There were so, so many. For real! I am thankful and blessed for the whole journey and where it will continue to take me. The highlight would be the connections made and friendships forged. Hearing all of the stories from everyone was mind blowing. I was really thankful that I got to spend some extended periods of time with some of the interviewees. Also, another highlight was getting to spend a lot of time with my niece, Leasha who I did the layout design with. She’s one of my best friends. All the people that have reached out and connected with me because of the project has also meant so much to me. It may sound a little corny but it’s just a project that keeps on giving and keeps on unfolding. I’m excited to see what happens next.
Is there anyone you wish you could have had in the books not there?
No not really, the people that were meant to be in the book are. There were a few people I approached that declined to have a conversation on the subject. Spirituality is a very personal thing and not everyone wants to talk about their beliefs which I respect. One guy had me pay him for an interview! I’ve spoken to Mike Muir about spirituality and I wish I could have included that but he choose not to be a part of it. As a rule he chooses not to be a part of ‘punk’ related projects/books/docos. There were a few instances too where artists managers were super rude to me, not returning calls as promised, hanging up on me etc. One artist’s manager declined for the artist and then at a later date I interviewed the artist and asked them myself and they hadn’t heard about my request at all (and were pretty pissed they weren’t told). There are a lot of bogus managers and self-important PR people out there… luckily there are many, many more lovely ones too. Thank goodness.

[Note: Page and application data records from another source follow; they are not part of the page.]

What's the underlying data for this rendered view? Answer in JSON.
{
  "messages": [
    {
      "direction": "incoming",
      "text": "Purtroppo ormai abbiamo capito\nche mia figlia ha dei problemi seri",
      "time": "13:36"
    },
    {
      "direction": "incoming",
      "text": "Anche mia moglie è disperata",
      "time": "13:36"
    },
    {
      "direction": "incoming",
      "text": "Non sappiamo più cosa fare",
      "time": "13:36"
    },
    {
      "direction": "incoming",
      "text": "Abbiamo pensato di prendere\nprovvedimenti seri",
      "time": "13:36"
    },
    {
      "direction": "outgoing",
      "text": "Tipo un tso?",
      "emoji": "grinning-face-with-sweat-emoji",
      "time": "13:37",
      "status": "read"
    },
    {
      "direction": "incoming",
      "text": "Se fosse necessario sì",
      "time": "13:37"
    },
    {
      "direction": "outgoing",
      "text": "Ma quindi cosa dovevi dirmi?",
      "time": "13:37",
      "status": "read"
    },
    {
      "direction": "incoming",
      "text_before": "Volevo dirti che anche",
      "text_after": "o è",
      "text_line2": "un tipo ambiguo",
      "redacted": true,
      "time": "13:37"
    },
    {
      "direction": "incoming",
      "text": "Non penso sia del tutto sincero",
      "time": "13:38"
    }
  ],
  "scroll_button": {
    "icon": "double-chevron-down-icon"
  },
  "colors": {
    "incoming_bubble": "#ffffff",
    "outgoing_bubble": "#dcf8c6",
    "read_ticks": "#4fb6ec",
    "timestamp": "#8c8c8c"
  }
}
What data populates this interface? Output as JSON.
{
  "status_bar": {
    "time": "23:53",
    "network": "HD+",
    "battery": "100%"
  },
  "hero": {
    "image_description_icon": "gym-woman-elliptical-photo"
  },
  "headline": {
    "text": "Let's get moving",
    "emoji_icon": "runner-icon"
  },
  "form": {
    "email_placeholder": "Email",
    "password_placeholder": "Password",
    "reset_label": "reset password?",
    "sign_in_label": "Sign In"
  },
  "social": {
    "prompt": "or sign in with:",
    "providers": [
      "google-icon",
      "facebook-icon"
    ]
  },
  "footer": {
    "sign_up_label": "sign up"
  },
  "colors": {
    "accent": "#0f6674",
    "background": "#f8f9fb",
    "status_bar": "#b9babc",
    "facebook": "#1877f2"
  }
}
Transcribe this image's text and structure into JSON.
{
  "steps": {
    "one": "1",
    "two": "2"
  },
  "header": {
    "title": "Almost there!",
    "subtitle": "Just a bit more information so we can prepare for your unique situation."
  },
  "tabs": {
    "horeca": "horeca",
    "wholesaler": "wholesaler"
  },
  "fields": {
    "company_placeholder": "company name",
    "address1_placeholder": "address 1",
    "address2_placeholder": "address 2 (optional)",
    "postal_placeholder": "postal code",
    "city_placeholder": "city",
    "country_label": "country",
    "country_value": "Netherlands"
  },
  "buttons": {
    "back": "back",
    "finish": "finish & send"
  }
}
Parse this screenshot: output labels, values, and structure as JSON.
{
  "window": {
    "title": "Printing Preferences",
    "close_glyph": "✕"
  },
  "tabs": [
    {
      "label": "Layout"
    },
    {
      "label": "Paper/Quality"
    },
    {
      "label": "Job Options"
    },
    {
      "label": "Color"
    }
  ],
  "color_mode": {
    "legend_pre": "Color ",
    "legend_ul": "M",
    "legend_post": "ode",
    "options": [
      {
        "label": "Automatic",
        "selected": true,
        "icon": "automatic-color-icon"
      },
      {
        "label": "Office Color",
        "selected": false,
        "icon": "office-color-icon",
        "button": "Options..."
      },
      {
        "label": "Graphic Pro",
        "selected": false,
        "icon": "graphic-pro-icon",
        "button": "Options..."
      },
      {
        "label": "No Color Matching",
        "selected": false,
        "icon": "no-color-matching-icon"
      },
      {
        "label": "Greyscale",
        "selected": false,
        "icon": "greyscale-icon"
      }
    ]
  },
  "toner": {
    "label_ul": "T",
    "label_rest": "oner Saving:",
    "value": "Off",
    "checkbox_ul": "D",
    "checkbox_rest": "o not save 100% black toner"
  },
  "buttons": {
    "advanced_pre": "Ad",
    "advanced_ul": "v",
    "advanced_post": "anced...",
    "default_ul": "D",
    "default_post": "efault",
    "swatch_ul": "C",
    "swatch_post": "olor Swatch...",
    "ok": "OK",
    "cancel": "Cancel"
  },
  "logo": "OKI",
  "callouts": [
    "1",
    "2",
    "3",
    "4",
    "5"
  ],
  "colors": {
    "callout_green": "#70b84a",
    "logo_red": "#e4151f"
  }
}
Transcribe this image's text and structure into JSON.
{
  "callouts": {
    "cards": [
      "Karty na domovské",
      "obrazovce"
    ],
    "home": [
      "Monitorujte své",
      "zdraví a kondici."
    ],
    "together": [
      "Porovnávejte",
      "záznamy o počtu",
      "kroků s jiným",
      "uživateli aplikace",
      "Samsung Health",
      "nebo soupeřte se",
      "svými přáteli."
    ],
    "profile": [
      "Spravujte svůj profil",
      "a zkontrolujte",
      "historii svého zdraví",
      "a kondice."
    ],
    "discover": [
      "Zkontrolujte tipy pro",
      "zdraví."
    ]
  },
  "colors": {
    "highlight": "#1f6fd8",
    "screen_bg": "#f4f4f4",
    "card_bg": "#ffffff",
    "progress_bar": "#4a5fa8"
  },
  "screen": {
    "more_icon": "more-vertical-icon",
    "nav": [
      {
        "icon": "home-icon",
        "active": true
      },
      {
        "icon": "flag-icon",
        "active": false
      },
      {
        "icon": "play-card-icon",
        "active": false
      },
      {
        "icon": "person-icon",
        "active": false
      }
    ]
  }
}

Are there any bands from Queensland you absolutely love (past or present)?
Yes, many! I adore (in no particular order): Blister, Hobo Obituaries (plus Jhonny’s solo stuff is AMAZING and Hobo DJs), the Death Set (originally form the Gold Coast), Pangaea, Dick Nasty, Knaw, Operator Please, Against, Felinedown, Mad Occupants, Reichelt, Mouthguard, the Greys (and Mark Duckworth solo work), Bantha Fodder, A Secret Death, Blowhard. Fur from the Gold Coast is one of my all-time favourite bands. I loved and was affiliated with the Gold Coast punk community for a long while so bands like Vicious and the Freuds will always have a place in my heart. I know I have forgotten a whole lot, sorry guys!
If you could ask the one question what would it be?
What does love mean to you?
Where to from here?
More creativity, more zines, more blogging, more writing, more interviewing, more music, more art, more magic all the time! I’ve got my Hip Hop Insight project underway. I’ve already spoken to twelve people in the hip hop world for that. It’s similar to Conversations With Punx but I’m talking to hip hoppers. Plus I’m working on music projects and several other exciting things that I can’t reveal just yet. I eventually want to become involved in a lot more ‘cause’ related work. My pal Heidi Minx has a really great D-I-Y approach to helping the world with her Built On Respect project–she inspires me greatly. I love surrounding myself with good people doing positive, constructive, creative things. My biggest inspiration is my Jhonny, he is an artist and musician. He has taught me so much about creativity and inspires me to be better and do better every single day. In all my travels I’ve never met another person like him, he is very dear to me. I’d really love to start my own print magazine again… you never know, anything is possible!